Note: For complete diagnostic information, QVS may also need any generated “client-side” diagnostic logs. This means that your code must enable client-side logging.
If you are using either a “COM RPAM” or “Java” client, these logs are created when the following command is issued from your client code:
Java: Set RPAMApp.setTracing(true)
COM RPAM: Set CRPAMApp->put_Tracing(1);
If this condition is met or if it is determined by QVS personnel that client-sde logs are not needed to diagnose a particular problem, proceed to the next steps.
- From a command prompt, execute the following command:
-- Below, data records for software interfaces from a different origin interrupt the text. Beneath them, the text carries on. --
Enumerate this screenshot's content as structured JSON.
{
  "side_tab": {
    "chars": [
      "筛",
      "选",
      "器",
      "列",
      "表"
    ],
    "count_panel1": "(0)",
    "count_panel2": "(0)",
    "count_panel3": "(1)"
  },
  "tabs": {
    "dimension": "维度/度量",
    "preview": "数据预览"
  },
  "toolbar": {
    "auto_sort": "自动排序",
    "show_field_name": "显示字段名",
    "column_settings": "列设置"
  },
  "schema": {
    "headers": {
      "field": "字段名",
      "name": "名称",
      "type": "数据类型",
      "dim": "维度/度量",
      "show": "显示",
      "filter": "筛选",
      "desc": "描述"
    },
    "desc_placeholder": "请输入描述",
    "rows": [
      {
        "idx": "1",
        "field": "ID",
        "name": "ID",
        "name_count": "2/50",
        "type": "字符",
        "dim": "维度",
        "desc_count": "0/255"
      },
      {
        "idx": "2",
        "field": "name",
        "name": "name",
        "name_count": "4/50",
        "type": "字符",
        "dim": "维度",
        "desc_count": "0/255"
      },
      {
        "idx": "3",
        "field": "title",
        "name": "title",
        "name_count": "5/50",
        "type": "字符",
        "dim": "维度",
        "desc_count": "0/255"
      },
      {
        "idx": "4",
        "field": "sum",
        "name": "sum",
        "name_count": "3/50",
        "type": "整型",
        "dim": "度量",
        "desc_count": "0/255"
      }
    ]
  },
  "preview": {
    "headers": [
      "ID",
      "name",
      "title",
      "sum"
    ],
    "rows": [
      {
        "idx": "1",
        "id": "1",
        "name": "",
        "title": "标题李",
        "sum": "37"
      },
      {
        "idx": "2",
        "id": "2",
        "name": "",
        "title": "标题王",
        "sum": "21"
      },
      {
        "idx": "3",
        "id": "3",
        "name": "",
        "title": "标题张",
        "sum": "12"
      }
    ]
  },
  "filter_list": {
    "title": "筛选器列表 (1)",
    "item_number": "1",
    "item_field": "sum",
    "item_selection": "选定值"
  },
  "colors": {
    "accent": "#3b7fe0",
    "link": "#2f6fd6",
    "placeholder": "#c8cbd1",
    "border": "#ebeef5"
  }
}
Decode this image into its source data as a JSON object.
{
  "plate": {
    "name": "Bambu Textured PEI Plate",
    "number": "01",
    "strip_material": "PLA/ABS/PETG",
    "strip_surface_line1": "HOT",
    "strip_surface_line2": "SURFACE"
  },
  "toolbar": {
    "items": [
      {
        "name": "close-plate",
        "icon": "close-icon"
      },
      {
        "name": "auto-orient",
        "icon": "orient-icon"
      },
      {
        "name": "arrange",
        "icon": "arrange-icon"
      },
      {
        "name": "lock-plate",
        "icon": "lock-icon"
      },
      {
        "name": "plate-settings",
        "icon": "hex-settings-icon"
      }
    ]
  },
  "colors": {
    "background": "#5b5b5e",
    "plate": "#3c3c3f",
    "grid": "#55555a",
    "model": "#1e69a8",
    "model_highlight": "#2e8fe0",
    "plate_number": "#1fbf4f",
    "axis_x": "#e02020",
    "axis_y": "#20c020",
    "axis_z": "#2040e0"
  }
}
del c:\tc_nt\log\*.* (This command erases any pre-existing log files)
- Start Terminal Concentrator
- Recreate the problem
- Stop Terminal Concentrator
- Zip up all files contained in the “TC_NT\log” directory and send them to QVS personnel for analysis.
If you are running a COM RPAM client in the same machine that is running Terminal Concentrator, you have all the data you need.
If you are running the COM RPAM client in a machine separate from Terminal Concentrator, execute the following steps:
- Locate the LOG directory your client code is using. To locate that directory, search for the file, qvsrpam.exe. Make note of the directory name in which this file is located.
- Relative to that directory, go to the “..\log” directory to find the log files. You should find files such as “logsdbq.bin, applicq.pan, qvs1.bin, qvs1.bi1, qvs2.bin, etc.”. For example, if qvsrpam.exe were in c:\qvs, then the logs would be found in c:\log.
- Zip up these files and send them to QVS personnel for analysis.
If you are running a Java client, then you will need to retrieve logs for the java client. These logs are located in the “log” subdirectory in the directory tree in which your Java Virtual Machine (JVM) code is located. For example, if you are running JAVA.EXE located in c:\jdk1.3\bin, the logs will be located in the c:\jdk1.3\log directory. The Java log files will have names similar to “qvs1.log”, “qvs2.log”, etc. Sometimes it can be difficult to find these logs because people don’t often know here their JVM is located or because they have more than one JVM on their machine. The easiest way to find them is to do a “dir qvs?.log /s” from the root directory of the drives on the machine. Then look for the ones with a date-time stamp that corresponds with the time of the failure. Zip up these files and send them to QVS personnel for analysis.